**WORK REQUEST**
Retype every entry below without altering anything.

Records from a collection
----
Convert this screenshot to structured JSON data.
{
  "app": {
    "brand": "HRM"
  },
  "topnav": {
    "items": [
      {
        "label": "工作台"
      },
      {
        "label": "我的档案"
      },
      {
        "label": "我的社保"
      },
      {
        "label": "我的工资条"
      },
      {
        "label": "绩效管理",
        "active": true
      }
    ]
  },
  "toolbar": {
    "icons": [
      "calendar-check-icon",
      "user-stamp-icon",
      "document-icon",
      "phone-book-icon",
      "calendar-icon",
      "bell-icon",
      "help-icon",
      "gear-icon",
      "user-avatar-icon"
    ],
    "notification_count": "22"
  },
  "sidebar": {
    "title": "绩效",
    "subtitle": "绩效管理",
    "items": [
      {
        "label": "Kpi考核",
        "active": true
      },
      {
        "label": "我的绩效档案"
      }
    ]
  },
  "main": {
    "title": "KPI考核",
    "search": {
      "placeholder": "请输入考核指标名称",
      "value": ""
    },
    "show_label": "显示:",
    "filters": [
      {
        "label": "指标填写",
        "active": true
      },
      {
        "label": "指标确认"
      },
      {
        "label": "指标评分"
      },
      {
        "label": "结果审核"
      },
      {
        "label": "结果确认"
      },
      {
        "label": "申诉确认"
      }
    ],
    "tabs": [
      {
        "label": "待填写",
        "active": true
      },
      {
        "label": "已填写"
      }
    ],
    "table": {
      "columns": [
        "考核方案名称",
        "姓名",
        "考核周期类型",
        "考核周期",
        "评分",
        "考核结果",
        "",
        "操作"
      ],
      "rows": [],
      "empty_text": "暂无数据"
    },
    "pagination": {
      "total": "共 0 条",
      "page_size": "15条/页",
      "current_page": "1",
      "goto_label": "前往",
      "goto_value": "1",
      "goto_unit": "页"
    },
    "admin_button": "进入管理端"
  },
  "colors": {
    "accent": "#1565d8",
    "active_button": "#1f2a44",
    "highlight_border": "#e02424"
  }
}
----
**RESULT FOR THIS TASK**
Convert this screenshot to structured JSON data.
{
  "app": {
    "brand": "HRM"
  },
  "topnav": {
    "items": [
      {
        "label": "工作台"
      },
      {
        "label": "我的档案"
      },
      {
        "label": "我的社保"
      },
      {
        "label": "我的工资条"
      },
      {
        "label": "绩效管理",
        "active": true
      }
    ]
  },
  "toolbar": {
    "icons": [
      "calendar-check-icon",
      "user-stamp-icon",
      "document-icon",
      "phone-book-icon",
      "calendar-icon",
      "bell-icon",
      "help-icon",
      "gear-icon",
      "user-avatar-icon"
    ],
    "notification_count": "22"
  },
  "sidebar": {
    "title": "绩效",
    "subtitle": "绩效管理",
    "items": [
      {
        "label": "Kpi考核",
        "active": true
      },
      {
        "label": "我的绩效档案"
      }
    ]
  },
  "main": {
    "title": "KPI考核",
    "search": {
      "placeholder": "请输入考核指标名称",
      "value": ""
    },
    "show_label": "显示:",
    "filters": [
      {
        "label": "指标填写",
        "active": true
      },
      {
        "label": "指标确认"
      },
      {
        "label": "指标评分"
      },
      {
        "label": "结果审核"
      },
      {
        "label": "结果确认"
      },
      {
        "label": "申诉确认"
      }
    ],
    "tabs": [
      {
        "label": "待填写",
        "active": true
      },
      {
        "label": "已填写"
      }
    ],
    "table": {
      "columns": [
        "考核方案名称",
        "姓名",
        "考核周期类型",
        "考核周期",
        "评分",
        "考核结果",
        "",
        "操作"
      ],
      "rows": [],
      "empty_text": "暂无数据"
    },
    "pagination": {
      "total": "共 0 条",
      "page_size": "15条/页",
      "current_page": "1",
      "goto_label": "前往",
      "goto_value": "1",
      "goto_unit": "页"
    },
    "admin_button": "进入管理端"
  },
  "colors": {
    "accent": "#1565d8",
    "active_button": "#1f2a44",
    "highlight_border": "#e02424"
  }
}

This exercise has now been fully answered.